• PROBLEM TO SOLVE
In the entries below, spot each line with the word "name" and copy it.
□ □ □ □ □
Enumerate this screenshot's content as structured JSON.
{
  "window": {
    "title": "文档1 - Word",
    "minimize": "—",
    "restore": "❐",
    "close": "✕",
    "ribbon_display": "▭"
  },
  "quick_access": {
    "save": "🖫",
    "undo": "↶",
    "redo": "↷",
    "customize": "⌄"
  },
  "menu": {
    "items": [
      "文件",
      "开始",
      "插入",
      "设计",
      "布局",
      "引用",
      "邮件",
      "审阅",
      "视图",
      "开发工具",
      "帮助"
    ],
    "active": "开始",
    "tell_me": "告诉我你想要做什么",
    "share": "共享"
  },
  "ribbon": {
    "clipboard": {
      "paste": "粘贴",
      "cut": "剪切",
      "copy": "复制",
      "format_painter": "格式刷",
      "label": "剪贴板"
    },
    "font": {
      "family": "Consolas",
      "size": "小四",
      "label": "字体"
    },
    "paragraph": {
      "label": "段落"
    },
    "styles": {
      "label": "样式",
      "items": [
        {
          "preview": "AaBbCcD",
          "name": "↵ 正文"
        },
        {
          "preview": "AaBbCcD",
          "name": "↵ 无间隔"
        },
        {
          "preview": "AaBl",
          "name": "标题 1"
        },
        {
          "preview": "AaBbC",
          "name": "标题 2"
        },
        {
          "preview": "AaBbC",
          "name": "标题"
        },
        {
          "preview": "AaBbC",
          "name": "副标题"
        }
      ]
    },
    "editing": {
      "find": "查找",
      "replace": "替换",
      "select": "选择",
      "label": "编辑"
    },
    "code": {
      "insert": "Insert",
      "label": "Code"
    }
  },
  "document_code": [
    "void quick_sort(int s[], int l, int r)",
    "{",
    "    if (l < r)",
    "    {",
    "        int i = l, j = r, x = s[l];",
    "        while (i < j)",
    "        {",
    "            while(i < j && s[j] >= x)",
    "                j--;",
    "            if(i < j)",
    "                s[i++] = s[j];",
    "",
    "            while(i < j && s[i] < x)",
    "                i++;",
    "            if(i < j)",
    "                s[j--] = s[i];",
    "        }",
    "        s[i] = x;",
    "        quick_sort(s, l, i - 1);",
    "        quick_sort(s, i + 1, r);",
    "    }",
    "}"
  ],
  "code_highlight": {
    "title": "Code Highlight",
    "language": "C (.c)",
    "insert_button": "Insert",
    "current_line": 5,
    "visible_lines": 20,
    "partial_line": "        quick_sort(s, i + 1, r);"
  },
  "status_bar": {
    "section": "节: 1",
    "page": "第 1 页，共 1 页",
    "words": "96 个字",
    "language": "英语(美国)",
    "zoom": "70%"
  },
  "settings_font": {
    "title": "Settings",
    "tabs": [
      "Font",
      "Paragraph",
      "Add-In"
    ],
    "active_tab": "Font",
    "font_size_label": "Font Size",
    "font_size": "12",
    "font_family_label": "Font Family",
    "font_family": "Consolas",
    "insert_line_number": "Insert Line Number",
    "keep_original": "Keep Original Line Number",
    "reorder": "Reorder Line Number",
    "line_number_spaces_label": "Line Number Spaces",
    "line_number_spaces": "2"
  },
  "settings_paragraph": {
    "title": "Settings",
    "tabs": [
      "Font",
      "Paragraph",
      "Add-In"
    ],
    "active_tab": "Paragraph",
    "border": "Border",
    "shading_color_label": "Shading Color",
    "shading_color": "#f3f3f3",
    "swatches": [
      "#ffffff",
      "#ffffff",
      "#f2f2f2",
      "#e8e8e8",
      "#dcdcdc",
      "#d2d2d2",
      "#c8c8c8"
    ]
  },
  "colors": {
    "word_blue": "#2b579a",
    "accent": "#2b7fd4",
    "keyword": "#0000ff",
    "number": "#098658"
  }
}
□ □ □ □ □
• WRITTEN SOLUTION
          "name": "↵ 正文"
          "name": "↵ 无间隔"
          "name": "标题 1"
          "name": "标题 2"
          "name": "标题"
          "name": "副标题"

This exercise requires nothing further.